“Improving and protecting wildlife management habitats is an important investment in maintaining the Commonwealth’s quality of life, and preserving a more sustainable environment which supports a diverse range of species and landscapes,” said State Representative Stephen Kulik (D-Worthington).
Report Winter Fish Kills
MassWildlife reminds us that the majority of the fish kills reported to them turn out to be natural events not caused by pollution. During the winter, ice and snow cover can cause low dissolved oxygen levels in ponds. Ice and snow can limit the amount of light that reaches the water column and interfere with photosynthesis and decomposition of organic matter, which in turn can decrease the amount of oxygen available to fish. That may result in winter fish kills. Weedy ponds that are less than 15 feet deep are particularly vulnerable.
Ice anglers may encounter signs of a low oxygen environment when they drill through the ice and notice the smell of rotten eggs or observe sluggish or dying shiners. The odor is hydrogen sulfide gas which is a natural byproduct of low dissolved oxygen environments, and is not likely the result of pollution. Oxygen levels should return to normal shortly after the ice melts in the spring.

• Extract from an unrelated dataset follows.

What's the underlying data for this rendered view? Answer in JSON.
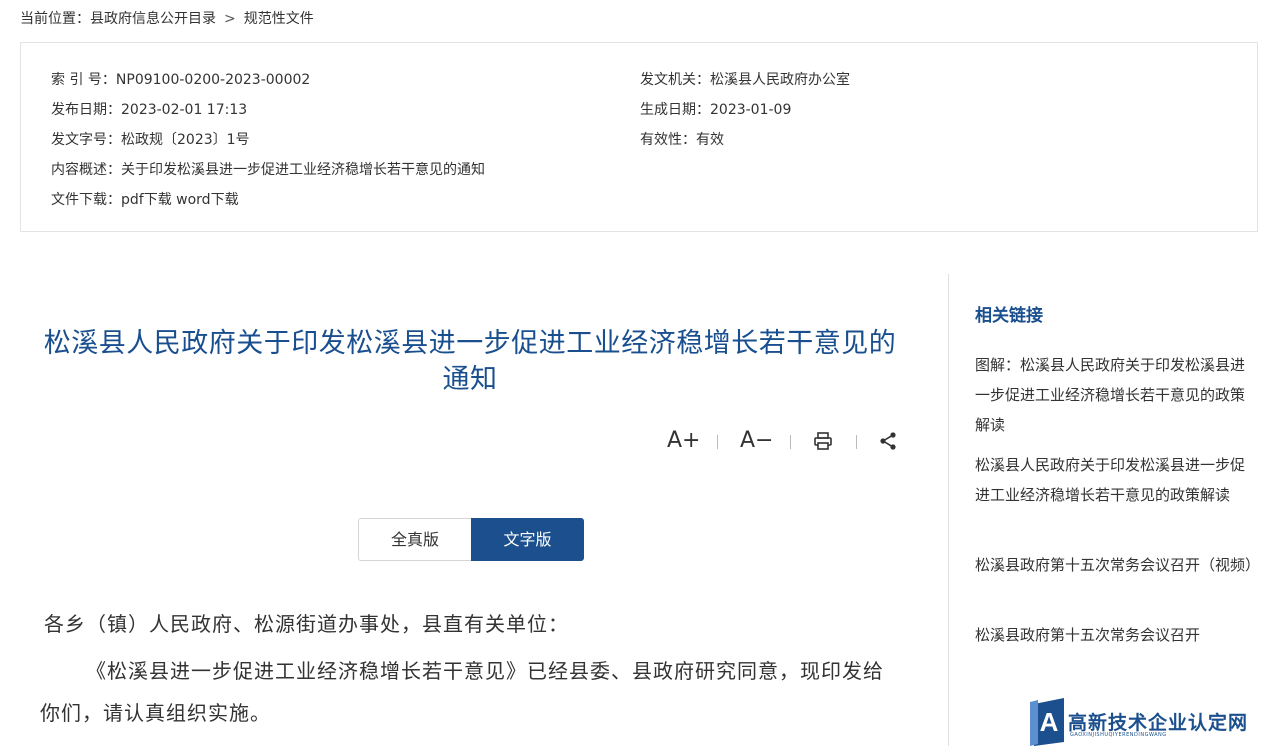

If you observe dead fish, contact the Environmental Law Enforcement’s 24-hour radio room at (800) 632-8075. A MassWildlife biologist will review each situation to determine whether the kill is natural or requires a site investigation.
In last week’s column about the gold pin freshwater fishermen, I erred twice. The first error showed Angler of the Year Joshua Christman holding a large carp, whereas the picture caption said that it was a bowfin. The second was where I listed Shaun Klammer of Adams as receiving two gold pins. One for having caught a 24 lb 14 oz Northern Pike out of Onota Lake in the Youth Catch and Keep category and another for catching a 43 inch Northern Pike also out of Onota Lake in the Catch & Release category. Shaun did catch the 24lb 14 oz pike but Jeff Klammer, Shaun’s father, caught the a 43″ pike. My apologies for both errors.
Regarding fishing families, I recommend you read this month’ s Massachusetts Wildlife magazine article entitled, A line that Binds; Fishing, Family and the Lure of the Rez, by editor Troy Gipps. The article was written about Val Percuoco’s fishing family. Val, you may recall, caught the 3 lb 8 oz state’s record white perch recently while fishing with her dad Vinny on Wachusett Reservoir. Val has fished with her dad and Uncle Paul and two sisters, Lynn and Nicole, since childhood. They have earned countless Sportfishing Award Program pins. Heck, Val’s younger sister Lynn has 20 pins of her own for 7 different species!
Ice Fishing Derby
The Ashfield Rod & Gun Club will be having a kid’s ice fishing derby on Ashfield Lake on Sunday, February 18. The free derby will run from 8:00 am to noon. All kids will receive a prize. Call Joe Miraglia (413) 628-4400 for more info.
Questions/comments: Berkwoodsandwaters@roadrunner.com. Phone: (413) 637-1818